Monday, October 9, 2017
Six Months Later – It’s Finally Time to Pick Cotton
Sometimes it seems the
time would never arrive for the cotton harvest. But cotton picking is in full
You can see harvesters criss-crossing fields, picking puffy white fiber
from the cotton plants. You see cotton modules parked along the field margins
and ready to be hauled to nearby gins.
Cotton harvesters are working around the clock.
CreThroughout the month, crews
will be working around the clock, seven days a week to beat the chance of
inclement weather playing havoc with growers.
You have to go back to
April when growers planted the seeds for this year’s crop. Then it takes about
180 to 200 days to reach full maturity and become ready for harvest in October.
Of course, the timing of the harvest varies from locale to locale. A few
growers got an early jump and started harvesting in late September, says field
scout Damien Jelen. But October is the big month.
It has been a fairly
normal season for cotton. While water is always a constant worry, supplies seem
to be plentiful for irrigation.

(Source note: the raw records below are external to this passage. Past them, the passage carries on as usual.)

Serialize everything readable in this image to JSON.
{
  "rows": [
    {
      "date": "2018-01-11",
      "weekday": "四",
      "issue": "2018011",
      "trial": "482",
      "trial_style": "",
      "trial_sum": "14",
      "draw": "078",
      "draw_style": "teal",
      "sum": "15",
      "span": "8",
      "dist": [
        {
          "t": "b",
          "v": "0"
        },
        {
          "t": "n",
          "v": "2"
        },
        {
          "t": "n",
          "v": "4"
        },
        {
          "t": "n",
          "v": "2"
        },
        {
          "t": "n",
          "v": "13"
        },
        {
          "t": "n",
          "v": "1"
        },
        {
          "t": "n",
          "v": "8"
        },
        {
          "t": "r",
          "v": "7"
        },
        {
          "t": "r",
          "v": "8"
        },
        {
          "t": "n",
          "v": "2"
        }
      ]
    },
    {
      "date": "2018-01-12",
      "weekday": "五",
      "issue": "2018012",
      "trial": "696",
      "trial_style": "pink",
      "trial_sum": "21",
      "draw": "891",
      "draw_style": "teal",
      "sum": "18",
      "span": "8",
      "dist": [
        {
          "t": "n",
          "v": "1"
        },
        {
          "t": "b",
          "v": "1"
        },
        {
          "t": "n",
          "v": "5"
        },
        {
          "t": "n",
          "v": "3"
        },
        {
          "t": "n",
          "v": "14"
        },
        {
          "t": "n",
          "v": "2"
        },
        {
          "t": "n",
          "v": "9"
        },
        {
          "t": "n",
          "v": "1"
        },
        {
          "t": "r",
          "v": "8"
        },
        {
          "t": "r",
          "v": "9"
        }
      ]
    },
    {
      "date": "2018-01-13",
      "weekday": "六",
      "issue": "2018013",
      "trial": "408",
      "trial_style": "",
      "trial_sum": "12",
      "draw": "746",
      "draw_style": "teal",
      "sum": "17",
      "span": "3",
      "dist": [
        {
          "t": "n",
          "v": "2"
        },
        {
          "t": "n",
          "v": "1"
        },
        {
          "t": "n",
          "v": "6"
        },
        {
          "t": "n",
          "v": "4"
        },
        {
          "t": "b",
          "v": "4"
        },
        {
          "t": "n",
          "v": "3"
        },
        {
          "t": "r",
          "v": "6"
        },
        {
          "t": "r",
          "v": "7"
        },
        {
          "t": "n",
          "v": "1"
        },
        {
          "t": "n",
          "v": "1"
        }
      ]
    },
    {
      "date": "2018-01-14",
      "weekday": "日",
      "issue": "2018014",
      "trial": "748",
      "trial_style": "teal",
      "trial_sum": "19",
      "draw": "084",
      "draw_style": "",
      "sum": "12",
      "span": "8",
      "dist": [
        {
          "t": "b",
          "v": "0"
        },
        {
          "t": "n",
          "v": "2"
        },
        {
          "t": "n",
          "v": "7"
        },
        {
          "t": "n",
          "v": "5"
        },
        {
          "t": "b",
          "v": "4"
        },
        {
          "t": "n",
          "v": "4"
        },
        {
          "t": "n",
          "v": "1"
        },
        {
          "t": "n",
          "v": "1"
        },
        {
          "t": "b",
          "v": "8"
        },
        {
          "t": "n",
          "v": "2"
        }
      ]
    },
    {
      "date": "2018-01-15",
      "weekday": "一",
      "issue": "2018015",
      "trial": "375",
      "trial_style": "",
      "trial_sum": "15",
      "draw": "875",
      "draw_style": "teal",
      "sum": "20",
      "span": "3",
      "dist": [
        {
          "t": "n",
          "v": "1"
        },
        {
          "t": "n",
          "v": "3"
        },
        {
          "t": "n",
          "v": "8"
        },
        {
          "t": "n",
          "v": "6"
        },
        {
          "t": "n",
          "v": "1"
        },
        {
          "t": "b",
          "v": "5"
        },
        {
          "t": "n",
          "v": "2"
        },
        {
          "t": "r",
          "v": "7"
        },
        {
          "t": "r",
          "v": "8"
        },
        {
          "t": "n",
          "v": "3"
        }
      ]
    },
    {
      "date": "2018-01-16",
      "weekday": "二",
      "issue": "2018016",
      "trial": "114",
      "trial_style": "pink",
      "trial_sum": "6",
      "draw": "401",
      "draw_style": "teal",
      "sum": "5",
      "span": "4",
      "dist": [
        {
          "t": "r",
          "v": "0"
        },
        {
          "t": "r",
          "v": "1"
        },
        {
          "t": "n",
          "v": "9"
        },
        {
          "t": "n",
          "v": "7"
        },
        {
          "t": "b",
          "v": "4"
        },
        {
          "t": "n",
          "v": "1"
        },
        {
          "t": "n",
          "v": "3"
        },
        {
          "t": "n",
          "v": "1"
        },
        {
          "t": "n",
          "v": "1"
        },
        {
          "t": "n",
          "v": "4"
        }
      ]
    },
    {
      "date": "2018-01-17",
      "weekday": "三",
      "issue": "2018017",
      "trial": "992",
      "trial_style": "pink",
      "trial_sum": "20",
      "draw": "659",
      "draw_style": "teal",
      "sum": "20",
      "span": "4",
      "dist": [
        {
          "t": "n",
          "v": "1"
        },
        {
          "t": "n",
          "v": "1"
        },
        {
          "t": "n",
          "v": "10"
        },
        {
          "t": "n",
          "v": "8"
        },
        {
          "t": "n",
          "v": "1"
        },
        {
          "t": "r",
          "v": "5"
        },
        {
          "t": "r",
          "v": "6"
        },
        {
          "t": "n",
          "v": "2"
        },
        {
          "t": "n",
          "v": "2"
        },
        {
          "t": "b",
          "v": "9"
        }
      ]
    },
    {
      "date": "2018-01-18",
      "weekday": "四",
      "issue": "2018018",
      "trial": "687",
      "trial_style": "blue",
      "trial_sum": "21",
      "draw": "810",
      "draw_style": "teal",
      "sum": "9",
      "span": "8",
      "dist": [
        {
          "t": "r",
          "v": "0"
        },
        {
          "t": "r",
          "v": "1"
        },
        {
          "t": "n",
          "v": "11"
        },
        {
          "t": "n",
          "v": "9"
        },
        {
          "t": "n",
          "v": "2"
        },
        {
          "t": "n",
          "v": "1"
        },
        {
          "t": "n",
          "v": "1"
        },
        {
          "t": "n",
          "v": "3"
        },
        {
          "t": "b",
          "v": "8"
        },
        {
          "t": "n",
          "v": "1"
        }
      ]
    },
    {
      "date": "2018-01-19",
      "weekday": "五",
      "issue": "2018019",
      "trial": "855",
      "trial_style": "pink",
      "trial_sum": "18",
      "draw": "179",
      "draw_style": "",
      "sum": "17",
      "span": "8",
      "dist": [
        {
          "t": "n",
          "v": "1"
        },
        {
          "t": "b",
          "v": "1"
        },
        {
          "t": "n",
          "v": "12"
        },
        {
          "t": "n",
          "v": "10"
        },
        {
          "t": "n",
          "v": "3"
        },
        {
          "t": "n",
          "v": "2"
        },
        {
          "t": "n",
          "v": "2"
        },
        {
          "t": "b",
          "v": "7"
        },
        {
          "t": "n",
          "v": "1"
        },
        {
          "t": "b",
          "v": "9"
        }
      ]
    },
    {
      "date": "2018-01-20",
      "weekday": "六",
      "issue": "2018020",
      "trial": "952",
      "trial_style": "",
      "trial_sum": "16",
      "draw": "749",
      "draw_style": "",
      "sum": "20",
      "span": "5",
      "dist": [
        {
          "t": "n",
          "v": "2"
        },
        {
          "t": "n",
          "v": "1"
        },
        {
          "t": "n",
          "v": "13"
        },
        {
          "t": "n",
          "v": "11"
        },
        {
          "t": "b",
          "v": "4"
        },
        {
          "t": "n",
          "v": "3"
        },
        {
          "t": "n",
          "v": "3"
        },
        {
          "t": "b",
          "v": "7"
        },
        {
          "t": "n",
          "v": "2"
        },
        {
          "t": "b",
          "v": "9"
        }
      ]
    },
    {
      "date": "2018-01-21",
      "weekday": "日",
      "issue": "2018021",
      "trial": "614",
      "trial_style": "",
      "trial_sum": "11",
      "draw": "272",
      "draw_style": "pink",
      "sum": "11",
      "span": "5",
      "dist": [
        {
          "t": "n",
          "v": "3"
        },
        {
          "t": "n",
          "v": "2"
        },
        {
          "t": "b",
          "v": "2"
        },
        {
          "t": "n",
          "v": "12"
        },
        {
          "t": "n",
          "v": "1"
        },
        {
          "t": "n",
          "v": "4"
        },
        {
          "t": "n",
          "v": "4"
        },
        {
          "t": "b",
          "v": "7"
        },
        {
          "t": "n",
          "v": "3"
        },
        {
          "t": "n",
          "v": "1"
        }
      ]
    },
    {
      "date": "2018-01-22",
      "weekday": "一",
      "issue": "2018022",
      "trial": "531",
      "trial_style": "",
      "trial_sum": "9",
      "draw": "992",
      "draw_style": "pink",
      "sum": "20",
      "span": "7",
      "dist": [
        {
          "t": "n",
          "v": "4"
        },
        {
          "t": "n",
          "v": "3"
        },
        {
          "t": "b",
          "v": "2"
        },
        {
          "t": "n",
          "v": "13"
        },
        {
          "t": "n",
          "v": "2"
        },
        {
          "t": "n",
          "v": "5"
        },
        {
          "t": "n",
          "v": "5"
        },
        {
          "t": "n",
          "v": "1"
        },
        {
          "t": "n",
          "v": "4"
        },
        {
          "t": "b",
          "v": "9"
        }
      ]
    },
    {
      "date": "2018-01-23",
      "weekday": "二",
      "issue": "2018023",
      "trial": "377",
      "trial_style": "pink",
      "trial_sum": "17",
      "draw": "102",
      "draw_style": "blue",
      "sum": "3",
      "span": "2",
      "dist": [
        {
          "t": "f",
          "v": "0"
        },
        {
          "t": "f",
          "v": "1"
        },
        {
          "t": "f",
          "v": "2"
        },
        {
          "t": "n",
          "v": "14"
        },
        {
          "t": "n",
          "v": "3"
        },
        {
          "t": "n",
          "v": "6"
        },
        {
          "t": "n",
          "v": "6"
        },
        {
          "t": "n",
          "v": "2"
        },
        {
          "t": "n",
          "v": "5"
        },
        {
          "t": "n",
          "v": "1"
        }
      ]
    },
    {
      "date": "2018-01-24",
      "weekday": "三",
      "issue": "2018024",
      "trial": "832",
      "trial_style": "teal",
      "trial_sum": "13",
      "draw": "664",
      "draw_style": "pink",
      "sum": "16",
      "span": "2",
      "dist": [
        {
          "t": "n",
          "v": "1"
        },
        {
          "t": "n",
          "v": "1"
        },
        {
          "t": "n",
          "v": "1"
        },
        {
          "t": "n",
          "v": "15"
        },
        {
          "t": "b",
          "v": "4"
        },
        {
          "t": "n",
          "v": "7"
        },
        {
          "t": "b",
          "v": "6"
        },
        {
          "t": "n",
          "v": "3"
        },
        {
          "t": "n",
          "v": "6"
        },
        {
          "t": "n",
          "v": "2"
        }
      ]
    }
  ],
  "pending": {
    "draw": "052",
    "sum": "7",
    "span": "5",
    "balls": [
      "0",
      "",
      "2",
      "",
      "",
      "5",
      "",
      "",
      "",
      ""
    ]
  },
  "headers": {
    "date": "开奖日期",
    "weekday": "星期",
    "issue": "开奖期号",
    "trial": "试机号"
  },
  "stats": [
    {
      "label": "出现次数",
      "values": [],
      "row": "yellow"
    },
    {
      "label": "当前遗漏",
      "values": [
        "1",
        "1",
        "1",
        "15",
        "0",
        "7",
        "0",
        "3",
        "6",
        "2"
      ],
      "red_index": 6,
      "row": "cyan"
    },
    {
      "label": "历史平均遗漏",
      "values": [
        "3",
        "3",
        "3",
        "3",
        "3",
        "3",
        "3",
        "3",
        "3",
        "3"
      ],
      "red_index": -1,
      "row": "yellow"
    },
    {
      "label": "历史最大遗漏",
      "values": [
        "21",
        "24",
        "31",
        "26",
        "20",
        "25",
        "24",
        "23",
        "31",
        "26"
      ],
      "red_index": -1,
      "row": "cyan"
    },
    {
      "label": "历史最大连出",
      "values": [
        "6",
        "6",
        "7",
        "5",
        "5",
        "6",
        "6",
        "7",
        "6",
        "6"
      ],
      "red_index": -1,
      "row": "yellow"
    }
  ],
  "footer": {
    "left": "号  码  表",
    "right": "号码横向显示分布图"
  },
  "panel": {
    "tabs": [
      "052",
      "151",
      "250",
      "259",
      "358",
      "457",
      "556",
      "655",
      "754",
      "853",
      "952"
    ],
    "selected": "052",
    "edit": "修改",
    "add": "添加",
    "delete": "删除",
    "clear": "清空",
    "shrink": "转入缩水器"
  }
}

That is a welcome relief after five years of
Growers responded to the wet year by boosting
cotton acreage this season.
Growers planted more cotton this season compared to 2016.
The U.S. Department of
Agriculture forecast a nice bump up in California cotton
production this year. The upland/acala cotton harvest is estimated at 90,000
acres, up 45.2 percent from 62,000 in 2016.
For high-quality pima
cotton, the USDA predicts 208,000 acres will be harvested in 2017, a 32.5
percent increase from 154,000 acres last year. California continues to dominate
the Pima market, planting 85 percent of the variety in the United States.
Speaking of harvest, the Sustainable Cotton
Project’s Annual Cotton Tour is
coming up. The event provides a unique opportunity to get an inside look at
cotton production – from the field to the gin. Set for Tuesday, October 24,
from 8 a.m. to 5 p.m., the cost is $40 a person, which covers bus
transportation and lunch at the Cardella Winery in Mendota. For more
information or to register go to the following link:https://scpcottontour2017.eventbrite.com